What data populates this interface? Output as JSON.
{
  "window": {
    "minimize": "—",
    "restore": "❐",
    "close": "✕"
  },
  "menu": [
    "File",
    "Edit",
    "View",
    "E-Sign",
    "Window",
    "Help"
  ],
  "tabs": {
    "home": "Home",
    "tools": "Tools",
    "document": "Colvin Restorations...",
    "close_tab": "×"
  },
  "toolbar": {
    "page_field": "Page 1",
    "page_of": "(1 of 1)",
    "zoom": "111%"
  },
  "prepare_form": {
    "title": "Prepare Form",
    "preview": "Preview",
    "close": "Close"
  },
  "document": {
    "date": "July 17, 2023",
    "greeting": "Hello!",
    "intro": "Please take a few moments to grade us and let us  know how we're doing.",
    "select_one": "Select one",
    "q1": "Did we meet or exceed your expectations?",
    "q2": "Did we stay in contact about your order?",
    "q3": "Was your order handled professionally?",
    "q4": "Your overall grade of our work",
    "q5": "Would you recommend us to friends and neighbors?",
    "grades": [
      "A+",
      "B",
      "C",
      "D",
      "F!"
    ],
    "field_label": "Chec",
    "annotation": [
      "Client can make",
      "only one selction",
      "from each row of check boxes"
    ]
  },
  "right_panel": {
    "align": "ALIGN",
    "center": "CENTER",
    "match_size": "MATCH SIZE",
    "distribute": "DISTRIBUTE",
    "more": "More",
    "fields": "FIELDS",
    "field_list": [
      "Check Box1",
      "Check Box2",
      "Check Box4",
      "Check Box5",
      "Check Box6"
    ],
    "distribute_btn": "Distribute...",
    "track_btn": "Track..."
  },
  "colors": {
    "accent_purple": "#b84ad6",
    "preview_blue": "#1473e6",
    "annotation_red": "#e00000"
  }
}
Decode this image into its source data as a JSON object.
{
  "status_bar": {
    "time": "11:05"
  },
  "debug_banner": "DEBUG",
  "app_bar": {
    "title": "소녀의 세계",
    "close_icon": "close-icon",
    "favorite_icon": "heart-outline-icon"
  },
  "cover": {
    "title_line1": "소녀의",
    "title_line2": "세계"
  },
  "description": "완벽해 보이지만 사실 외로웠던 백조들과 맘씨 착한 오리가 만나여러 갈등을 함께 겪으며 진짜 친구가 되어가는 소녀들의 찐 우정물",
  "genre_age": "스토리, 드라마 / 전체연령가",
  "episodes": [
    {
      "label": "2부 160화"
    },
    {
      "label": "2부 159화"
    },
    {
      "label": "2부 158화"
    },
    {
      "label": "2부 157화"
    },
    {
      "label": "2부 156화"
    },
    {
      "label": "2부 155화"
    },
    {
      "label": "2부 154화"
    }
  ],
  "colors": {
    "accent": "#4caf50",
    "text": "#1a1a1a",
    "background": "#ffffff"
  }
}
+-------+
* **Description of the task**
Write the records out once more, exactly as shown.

* **Response area**
What data populates this interface? Output as JSON.
{
  "window": {
    "minimize": "—",
    "restore": "❐",
    "close": "✕"
  },
  "menu": [
    "File",
    "Edit",
    "View",
    "E-Sign",
    "Window",
    "Help"
  ],
  "tabs": {
    "home": "Home",
    "tools": "Tools",
    "document": "Colvin Restorations...",
    "close_tab": "×"
  },
  "toolbar": {
    "page_field": "Page 1",
    "page_of": "(1 of 1)",
    "zoom": "111%"
  },
  "prepare_form": {
    "title": "Prepare Form",
    "preview": "Preview",
    "close": "Close"
  },
  "document": {
    "date": "July 17, 2023",
    "greeting": "Hello!",
    "intro": "Please take a few moments to grade us and let us  know how we're doing.",
    "select_one": "Select one",
    "q1": "Did we meet or exceed your expectations?",
    "q2": "Did we stay in contact about your order?",
    "q3": "Was your order handled professionally?",
    "q4": "Your overall grade of our work",
    "q5": "Would you recommend us to friends and neighbors?",
    "grades": [
      "A+",
      "B",
      "C",
      "D",
      "F!"
    ],
    "field_label": "Chec",
    "annotation": [
      "Client can make",
      "only one selction",
      "from each row of check boxes"
    ]
  },
  "right_panel": {
    "align": "ALIGN",
    "center": "CENTER",
    "match_size": "MATCH SIZE",
    "distribute": "DISTRIBUTE",
    "more": "More",
    "fields": "FIELDS",
    "field_list": [
      "Check Box1",
      "Check Box2",
      "Check Box4",
      "Check Box5",
      "Check Box6"
    ],
    "distribute_btn": "Distribute...",
    "track_btn": "Track..."
  },
  "colors": {
    "accent_purple": "#b84ad6",
    "preview_blue": "#1473e6",
    "annotation_red": "#e00000"
  }
}
Decode this image into its source data as a JSON object.
{
  "status_bar": {
    "time": "11:05"
  },
  "debug_banner": "DEBUG",
  "app_bar": {
    "title": "소녀의 세계",
    "close_icon": "close-icon",
    "favorite_icon": "heart-outline-icon"
  },
  "cover": {
    "title_line1": "소녀의",
    "title_line2": "세계"
  },
  "description": "완벽해 보이지만 사실 외로웠던 백조들과 맘씨 착한 오리가 만나여러 갈등을 함께 겪으며 진짜 친구가 되어가는 소녀들의 찐 우정물",
  "genre_age": "스토리, 드라마 / 전체연령가",
  "episodes": [
    {
      "label": "2부 160화"
    },
    {
      "label": "2부 159화"
    },
    {
      "label": "2부 158화"
    },
    {
      "label": "2부 157화"
    },
    {
      "label": "2부 156화"
    },
    {
      "label": "2부 155화"
    },
    {
      "label": "2부 154화"
    }
  ],
  "colors": {
    "accent": "#4caf50",
    "text": "#1a1a1a",
    "background": "#ffffff"
  }
}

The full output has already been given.